Boy Scouts Accused Of Child Abuse Cover Up
IRVING (CBSDFW.COM) – The Irving-based Boy Scouts of America faces new allegations of possibly covering up child abuse decades earlier than previously alleged.
Hundreds of new documents were obtained by the Los Angeles Times. They were developed in the aftermath of a 20-million dollar judgment where the plaintiff charged he was molested years earlier during his scouting days.
The documents were reportedly contained in the Boy Scouts confidential files. And according to the LA Times it was a blacklist of accused molesters containing a new 1600 files dating from 1970 to 1991.
The Times claims in more than 500 cases the scouting leaders learned of potential abuse from the kids, their parents, or anonymous sources. But in the vast majority of those cases the newspaper claims there is no record of the scouts reporting the allegations to police. They also show–according to the Times–that in many cases the organization failed to drum the suspected abusers out of scouting and in fact may have helped them “cover their tracks.”
Locally, we talked to some scouting parents. “It’s hard, you can’t trust anybody,” says Bob Ochoa. His boys were scouts in their youth, but after they grew up he says they told him about alleged molestation stories they’d heard from other boys. He says he would not allow them to join today. “I would definitely say no. I would not let them do this, oh, no. Not nowadays.”
Lee Ann Bradord, another scouting parent of both boys and girls says her kids were never left alone with a single leader. “We just always had two adults when any of the boys or girls were alone; it was kind of like a buddy system. But always two adults deep,” she says, adding, “For safety and to keep somebody from being able to claim something that would be inappropriate.” Would she let her children join the Boy Scouts today? Yes. “I think it teaches good morals gives them a set of basic human codes.”
A third man, Tad Radziwanowski, offered his support as well. “I think it’s a very good organization,” he said adding, “You always hear somebody say negative things about something but most of the time it’s (scouting) positive.”
The Boy Scouts of America released the following statement on the issue.

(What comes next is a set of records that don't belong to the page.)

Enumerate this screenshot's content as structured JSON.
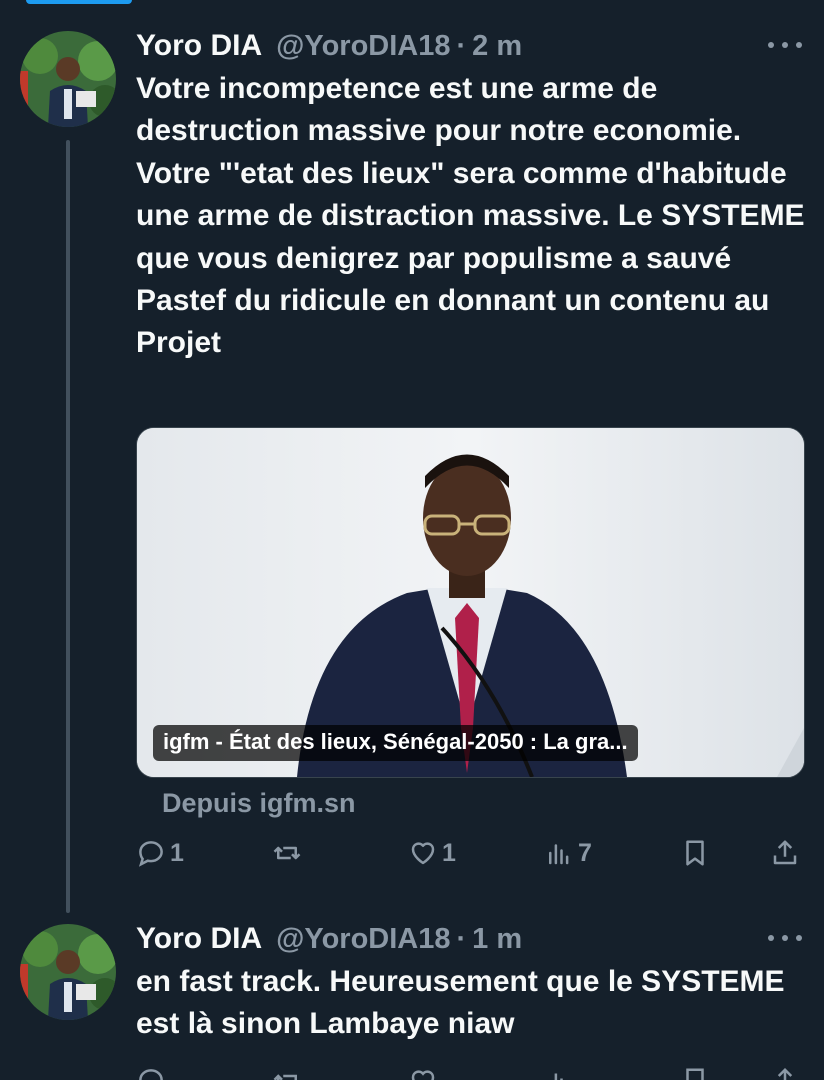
{
  "tweets": [
    {
      "name": "Yoro DIA",
      "handle": "@YoroDIA18",
      "separator": "·",
      "time": "2 m",
      "text": "Votre incompetence est une arme de destruction massive pour notre economie. Votre \"'etat des lieux\" sera comme d'habitude une arme de distraction massive. Le SYSTEME que vous denigrez par populisme a sauvé Pastef du ridicule en donnant un contenu au Projet",
      "card": {
        "caption": "igfm - État des lieux, Sénégal-2050 : La gra...",
        "source": "Depuis igfm.sn"
      },
      "actions": {
        "replies": "1",
        "reposts": "",
        "likes": "1",
        "views": "7"
      }
    },
    {
      "name": "Yoro DIA",
      "handle": "@YoroDIA18",
      "separator": "·",
      "time": "1 m",
      "text": "en fast track. Heureusement que le SYSTEME est là sinon Lambaye niaw"
    }
  ],
  "icons": {
    "reply": "reply-icon",
    "repost": "repost-icon",
    "like": "heart-icon",
    "views": "views-icon",
    "bookmark": "bookmark-icon",
    "share": "share-icon",
    "more": "more-icon"
  },
  "colors": {
    "background": "#15202b",
    "text": "#f7f9f9",
    "secondary": "#8b98a5",
    "accent": "#1d9bf0"
  }
}
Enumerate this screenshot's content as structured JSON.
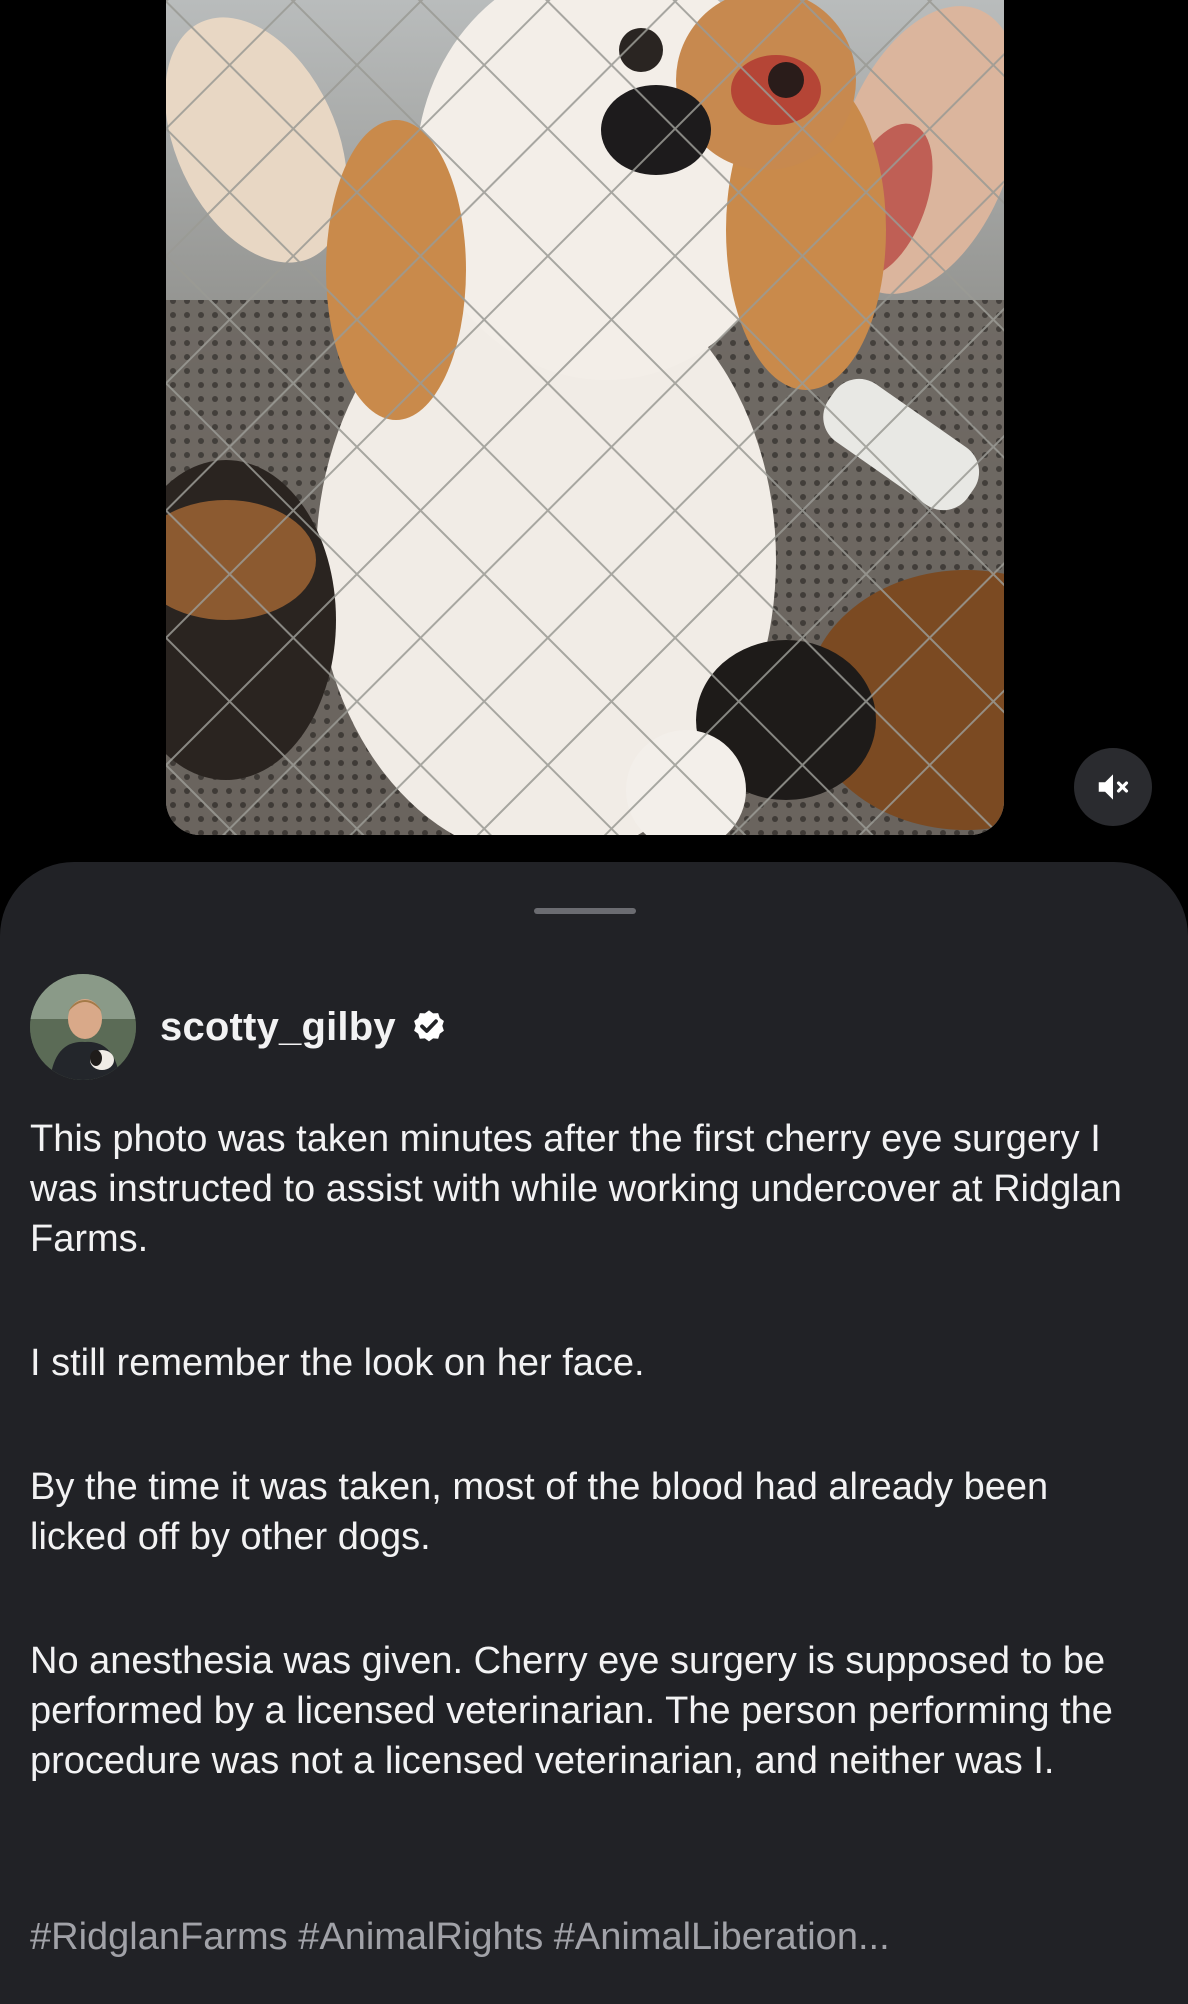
{
  "media": {
    "description_icon": "video-frame",
    "mute_icon": "speaker-muted-icon"
  },
  "post": {
    "username": "scotty_gilby",
    "verified_icon": "verified-badge-icon",
    "paragraphs": [
      "This photo was taken minutes after the first cherry eye surgery I was instructed to assist with while working undercover at Ridglan Farms.",
      "I still remember the look on her face.",
      "By the time it was taken, most of the blood had already been licked off by other dogs.",
      "No anesthesia was given. Cherry eye surgery is supposed to be performed by a licensed veterinarian. The person performing the procedure was not a licensed veterinarian, and neither was I."
    ],
    "hashtags": "#RidglanFarms #AnimalRights #AnimalLiberation..."
  },
  "colors": {
    "background": "#000000",
    "sheet": "#212226",
    "text": "#f2f2f3",
    "hashtag": "#a1a2a8"
  }
}
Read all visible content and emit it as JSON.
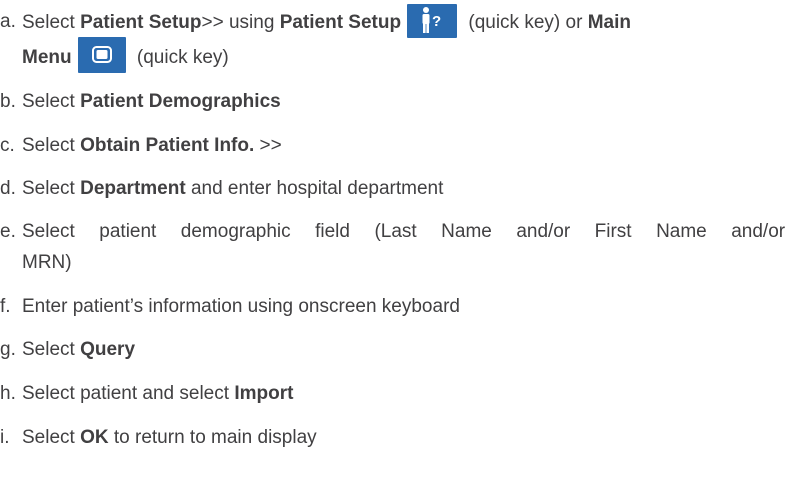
{
  "steps": {
    "a": {
      "marker": "a.",
      "select": "Select",
      "patient_setup": "Patient Setup",
      "arrows": ">>",
      "using": "using",
      "patient_setup_2": "Patient Setup",
      "quick_key_1": "(quick key) or",
      "main": "Main",
      "menu": "Menu",
      "quick_key_2": "(quick key)",
      "icon_setup": "patient-setup-icon",
      "icon_menu": "main-menu-icon"
    },
    "b": {
      "marker": "b.",
      "select": "Select",
      "bold": "Patient Demographics"
    },
    "c": {
      "marker": "c.",
      "select": "Select",
      "bold": "Obtain Patient Info.",
      "suffix": ">>"
    },
    "d": {
      "marker": "d.",
      "select": "Select",
      "bold": "Department",
      "suffix": "and enter hospital department"
    },
    "e": {
      "marker": "e.",
      "line1_words": [
        "Select",
        "patient",
        "demographic",
        "field",
        "(Last",
        "Name",
        "and/or",
        "First",
        "Name",
        "and/or"
      ],
      "line2": "MRN)"
    },
    "f": {
      "marker": "f.",
      "text": "Enter patient’s information using onscreen keyboard"
    },
    "g": {
      "marker": "g.",
      "select": "Select",
      "bold": "Query"
    },
    "h": {
      "marker": "h.",
      "prefix": "Select patient and select",
      "bold": "Import"
    },
    "i": {
      "marker": "i.",
      "select": "Select",
      "bold": "OK",
      "suffix": "to return to main display"
    }
  },
  "colors": {
    "text": "#414042",
    "icon_bg": "#2a6bb0"
  }
}
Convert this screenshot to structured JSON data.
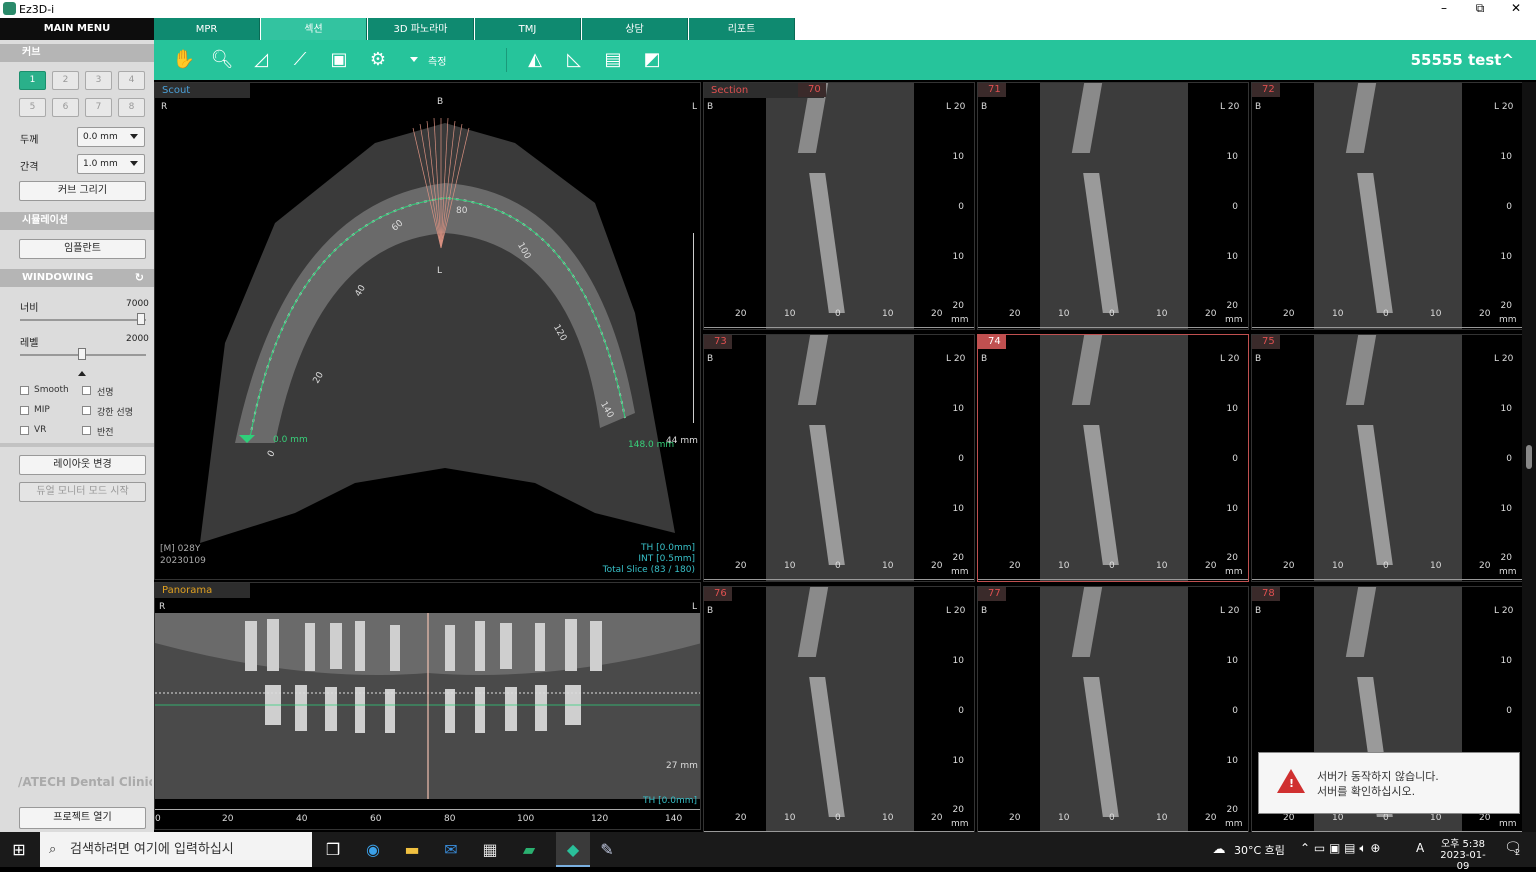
{
  "window": {
    "title": "Ez3D-i",
    "minimize": "–",
    "restore": "⧉",
    "close": "✕"
  },
  "left_panel": {
    "main_menu": "MAIN MENU",
    "curve_section": "커브",
    "curve_numbers": [
      "1",
      "2",
      "3",
      "4",
      "5",
      "6",
      "7",
      "8"
    ],
    "thickness_label": "두께",
    "thickness_value": "0.0 mm",
    "interval_label": "간격",
    "interval_value": "1.0 mm",
    "draw_curve": "커브 그리기",
    "simulation_section": "시뮬레이션",
    "implant": "임플란트",
    "windowing_section": "WINDOWING",
    "width_label": "너비",
    "width_value": "7000",
    "width_level": 1.0,
    "level_label": "레벨",
    "level_value": "2000",
    "level_level": 0.5,
    "checks": [
      "Smooth",
      "선명",
      "MIP",
      "강한 선명",
      "VR",
      "반전"
    ],
    "layout_change": "레이아웃 변경",
    "dual_monitor": "듀얼 모니터 모드 시작",
    "brand": "/ATECH Dental Clinic",
    "open_project": "프로젝트 열기"
  },
  "tabs": [
    "MPR",
    "섹션",
    "3D 파노라마",
    "TMJ",
    "상담",
    "리포트"
  ],
  "toolbar": {
    "measure": "측정",
    "patient": "55555 test^"
  },
  "scout": {
    "header": "Scout",
    "r": "R",
    "l": "L",
    "b": "B",
    "start_mm": "0.0 mm",
    "end_mm": "148.0 mm",
    "scale_mm": "44 mm",
    "curve_labels": [
      "0",
      "20",
      "40",
      "60",
      "80",
      "100",
      "120",
      "140"
    ],
    "patient_info": "[M] 028Y",
    "date": "20230109",
    "th": "TH [0.0mm]",
    "int": "INT [0.5mm]",
    "slice": "Total Slice (83 / 180)"
  },
  "panorama": {
    "header": "Panorama",
    "r": "R",
    "l": "L",
    "scale_mm": "27 mm",
    "th": "TH [0.0mm]",
    "x_ticks": [
      "0",
      "20",
      "40",
      "60",
      "80",
      "100",
      "120",
      "140"
    ]
  },
  "sections": {
    "header": "Section",
    "numbers": [
      "70",
      "71",
      "72",
      "73",
      "74",
      "75",
      "76",
      "77",
      "78"
    ],
    "selected": "74",
    "b": "B",
    "l20": "L 20",
    "y_ticks": [
      "10",
      "0",
      "10",
      "20"
    ],
    "x_ticks": [
      "20",
      "10",
      "0",
      "10",
      "20"
    ],
    "unit": "mm"
  },
  "notification": {
    "line1": "서버가 동작하지 않습니다.",
    "line2": "서버를 확인하십시오."
  },
  "taskbar": {
    "search_placeholder": "검색하려면 여기에 입력하십시",
    "weather": "30°C 흐림",
    "ime": "A",
    "time": "오후 5:38",
    "date": "2023-01-09",
    "notif_count": "2"
  }
}
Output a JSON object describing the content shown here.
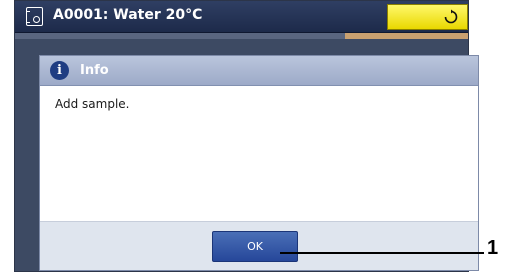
{
  "title_bar": {
    "title": "A0001: Water 20°C",
    "method_icon": "method-icon",
    "refresh_icon": "refresh-icon",
    "status_color": "#f2e400"
  },
  "dialog": {
    "title": "Info",
    "icon": "info-icon",
    "message": "Add sample.",
    "ok_label": "OK"
  },
  "callout": {
    "label": "1"
  }
}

“The Boy Scouts of America believes that one instance of abuse is far too many. We regret there have been times when despite the BSA’s best efforts to protect children, Scouts were abused, and for that we are very sorry and extend our deepest sympathies to victims. Today, numerous independent experts have recognized that the education and training programs protecting Scouts are among the best in the youth-serving community. We have always cooperated fully law enforcement, and now require our members to report even suspicion of abuse directly to local law enforcement. Recent media reports looked at a subset of the BSA’s Ineligible Volunteer Files from approximately 40 years ago, when the BSA served approximately 5 million young people each year. In the more than 100 years that the BSA has served youth, society has learned about this important issue. The BSA continuously enhanced its multi-tiered policies and procedures, which now include background checks, comprehensive training programs, and safety policies.”